--- Excerpted records Enclosed Below ---
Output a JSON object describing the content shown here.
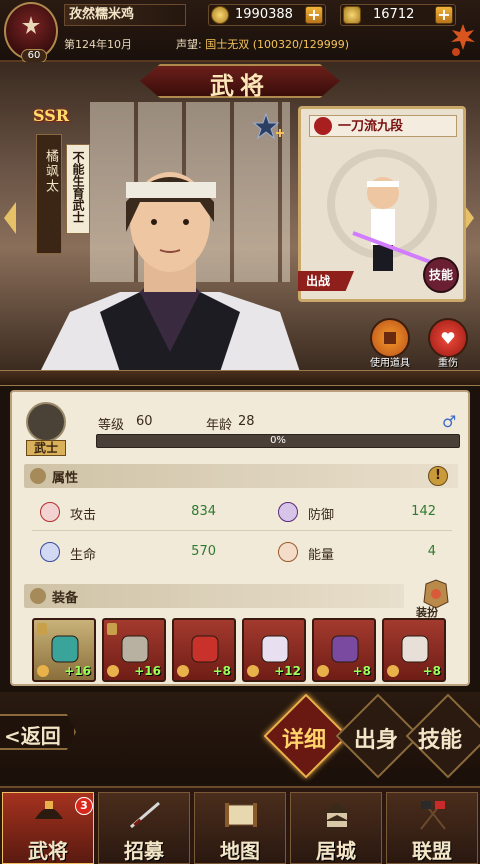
{
  "player": {
    "level": "60",
    "name": "孜然糯米鸡",
    "date": "第124年10月",
    "prestige_label": "声望:",
    "prestige_value": "国士无双 (100320/129999)"
  },
  "resources": {
    "gold": "1990388",
    "koban": "16712"
  },
  "page_title": "武将",
  "hero": {
    "rarity": "SSR",
    "name": "橘飒太",
    "trait": "不能生育武士",
    "skill_name": "一刀流九段",
    "deploy_label": "出战",
    "skill_seal": "技能",
    "use_item_label": "使用道具",
    "heal_label": "重伤"
  },
  "stats": {
    "class_label": "武士",
    "level_label": "等级",
    "level_value": "60",
    "age_label": "年龄",
    "age_value": "28",
    "gender": "♂",
    "xp_percent": 0,
    "xp_text": "0%",
    "attr_header": "属性",
    "warn_mark": "!",
    "attack_label": "攻击",
    "attack_value": "834",
    "defense_label": "防御",
    "defense_value": "142",
    "hp_label": "生命",
    "hp_value": "570",
    "energy_label": "能量",
    "energy_value": "4",
    "equip_header": "装备",
    "dress_label": "装扮"
  },
  "equipment": [
    {
      "bonus": "+16",
      "locked": true
    },
    {
      "bonus": "+16",
      "locked": true
    },
    {
      "bonus": "+8",
      "locked": false
    },
    {
      "bonus": "+12",
      "locked": false
    },
    {
      "bonus": "+8",
      "locked": false
    },
    {
      "bonus": "+8",
      "locked": false
    }
  ],
  "actions": {
    "back": "<返回",
    "detail": "详细",
    "origin": "出身",
    "skill": "技能"
  },
  "nav": {
    "generals": "武将",
    "generals_badge": "3",
    "recruit": "招募",
    "map": "地图",
    "castle": "居城",
    "alliance": "联盟"
  },
  "icons": {
    "gold": "gold-coin-icon",
    "koban": "koban-icon",
    "star": "star-plus-icon",
    "gender": "male-icon"
  },
  "colors": {
    "accent_red": "#6a1812",
    "gold": "#e9b14a",
    "stat_green": "#2f7a30",
    "bonus_green": "#9cff5a"
  }
}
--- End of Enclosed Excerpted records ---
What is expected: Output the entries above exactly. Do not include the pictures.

Exercise output:
Output a JSON object describing the content shown here.
{
  "player": {
    "level": "60",
    "name": "孜然糯米鸡",
    "date": "第124年10月",
    "prestige_label": "声望:",
    "prestige_value": "国士无双 (100320/129999)"
  },
  "resources": {
    "gold": "1990388",
    "koban": "16712"
  },
  "page_title": "武将",
  "hero": {
    "rarity": "SSR",
    "name": "橘飒太",
    "trait": "不能生育武士",
    "skill_name": "一刀流九段",
    "deploy_label": "出战",
    "skill_seal": "技能",
    "use_item_label": "使用道具",
    "heal_label": "重伤"
  },
  "stats": {
    "class_label": "武士",
    "level_label": "等级",
    "level_value": "60",
    "age_label": "年龄",
    "age_value": "28",
    "gender": "♂",
    "xp_percent": 0,
    "xp_text": "0%",
    "attr_header": "属性",
    "warn_mark": "!",
    "attack_label": "攻击",
    "attack_value": "834",
    "defense_label": "防御",
    "defense_value": "142",
    "hp_label": "生命",
    "hp_value": "570",
    "energy_label": "能量",
    "energy_value": "4",
    "equip_header": "装备",
    "dress_label": "装扮"
  },
  "equipment": [
    {
      "bonus": "+16",
      "locked": true
    },
    {
      "bonus": "+16",
      "locked": true
    },
    {
      "bonus": "+8",
      "locked": false
    },
    {
      "bonus": "+12",
      "locked": false
    },
    {
      "bonus": "+8",
      "locked": false
    },
    {
      "bonus": "+8",
      "locked": false
    }
  ],
  "actions": {
    "back": "<返回",
    "detail": "详细",
    "origin": "出身",
    "skill": "技能"
  },
  "nav": {
    "generals": "武将",
    "generals_badge": "3",
    "recruit": "招募",
    "map": "地图",
    "castle": "居城",
    "alliance": "联盟"
  },
  "icons": {
    "gold": "gold-coin-icon",
    "koban": "koban-icon",
    "star": "star-plus-icon",
    "gender": "male-icon"
  },
  "colors": {
    "accent_red": "#6a1812",
    "gold": "#e9b14a",
    "stat_green": "#2f7a30",
    "bonus_green": "#9cff5a"
  }
}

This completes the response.